Guest Columnist, John Romanelli (’79)
We welcome back Guest Blogger and Notre Dame football expert John (Romo) Romanelli. A legendary interhall football QB for Sorin Hall, Romo is even better known and remembered as one of the early pioneers for ND lacrosse in its infancy as a Club sport. A high school LAX star from Long Island, he dazzled his new ND classmates and friends from the Midwest and West who were largely unfamiliar with lacrosse. An avid college sports fan, we are fortunate for his contributions.
Romo in action. Known for quads of steel…hands of silk
The 12th meeting of two truly storied programs, who have the 2nd and 3rd most wins in college football history.
There is something uniquely memorable about trilogies. Each of the Ali-Frazier fights, and the Godfather movies, would stand the test of time individually, yet, as a trilogy, the achieve iconic status. Much of the same could apply to the trilogy of ND vs. Texas in the Cotton Bowl over an 8 year period in the 70s. Texas at its absolute peak of historical excellence, facing off against two Ara-led teams and the best team of Coach Devine’s era.
In 1970, ND’s release from a 45 year self-imposed ban on bowl was a national story, and ND led most of the game until a late Texas TD secured a national championship for the Longhorns. The next year would be very different, with ND’s punishing and well schemed defense causing 9 fumbles (5 recovered), and securing revenge for the Irish.
Like Ali-Frazier, however, arguably the best match-up in the Cotton Bowl trilogy was the third. The 1978 Cotton Bowl featured No. 1 Texas and No. 5 Notre Dame along with five national award winners: Heisman Trophy — Earl Campbell, Texas; Outland Trophy — Brad Shearer, Texas; Lombardi and Maxwell Award — Ross Browner, Notre Dame; Walter Camp Award — Ken MacAfee, Notre Dame. Notre Dame dominated the game 38-10, and vaulted from 5th in the polls to a National Championship.
Currently, the two teams in are very different places, though similarities exist. Texas is struggling to return to glory, with a 41-35 mark over the past 6 years.
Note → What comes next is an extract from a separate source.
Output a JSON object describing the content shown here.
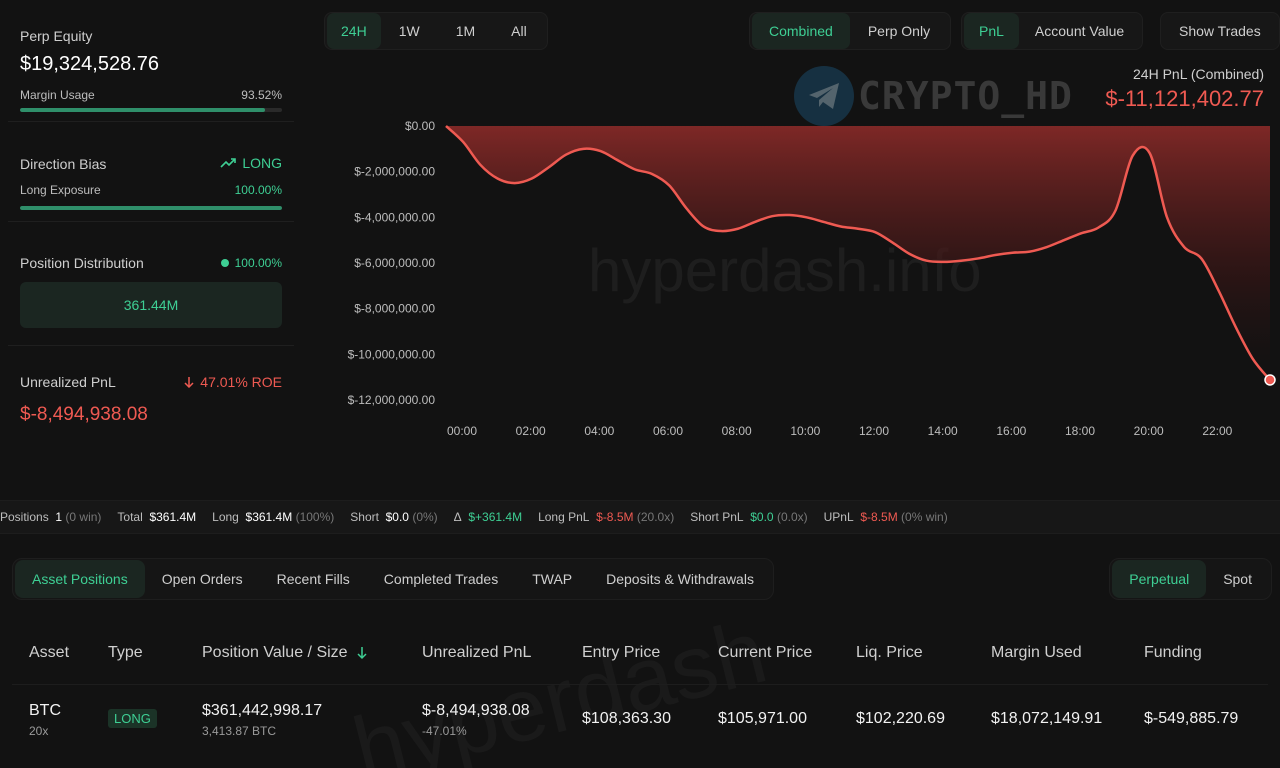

Crushing losses last year (including the rout by ND) along with stunning upsets of Oklahoma and Baylor speaks of a program and a team that is young, inconsistent but talented. The defense will likely be better than it was last year (a low bar to hurdle) especially in the secondary. The prospect of the first freshman QB to start at Texas in 70 years speaks to the anemic passing offense – and imperfect game management – at QB last year.
A simple review of the NFL drafts of the past 20 years demonstrate that Coach Kelly’s recruiting – and player development – have the Irish talent at levels last seen under Coach Holtz. We suspect the offensive side of the ball – despite loss of seriously gifted players last year – will be excellent, if not elite. If the play calling – which for the first 7 years under Kelly did its best to ignore the running game (is there an NCAA law requiring empty backfield in the Red Zone?), can exploit another talented OL. Highly gifted QBs and RBs should lead an explosive Irish Offense. No defensive coordinator can ever ignore the pass when facing a Kelly team, so, more so than in other years, there should be plenty of opportunities to run. We are encouraged by this week’s quote “back to basics”, and hopefully, the Irish increasingly use the run to set up the pass.
As seen by the season ending wins versus Oklahoma and Baylor, Charlie Strong’s rebuild is gaining momentum. For the Irish, the D has to replace generationally gifted players like Smith and Day, and, the offense must replace – in a variety of places – the game (and momentum) changing production of Will Fuller.
On paper, ND’s rushing game is matched against Texas’ weakest unit – run defense, and Texas’ questionable offense will still be a test for an ND defense with plenty to prove.
Irish prevail in a very close and highly-watched game, 23-20.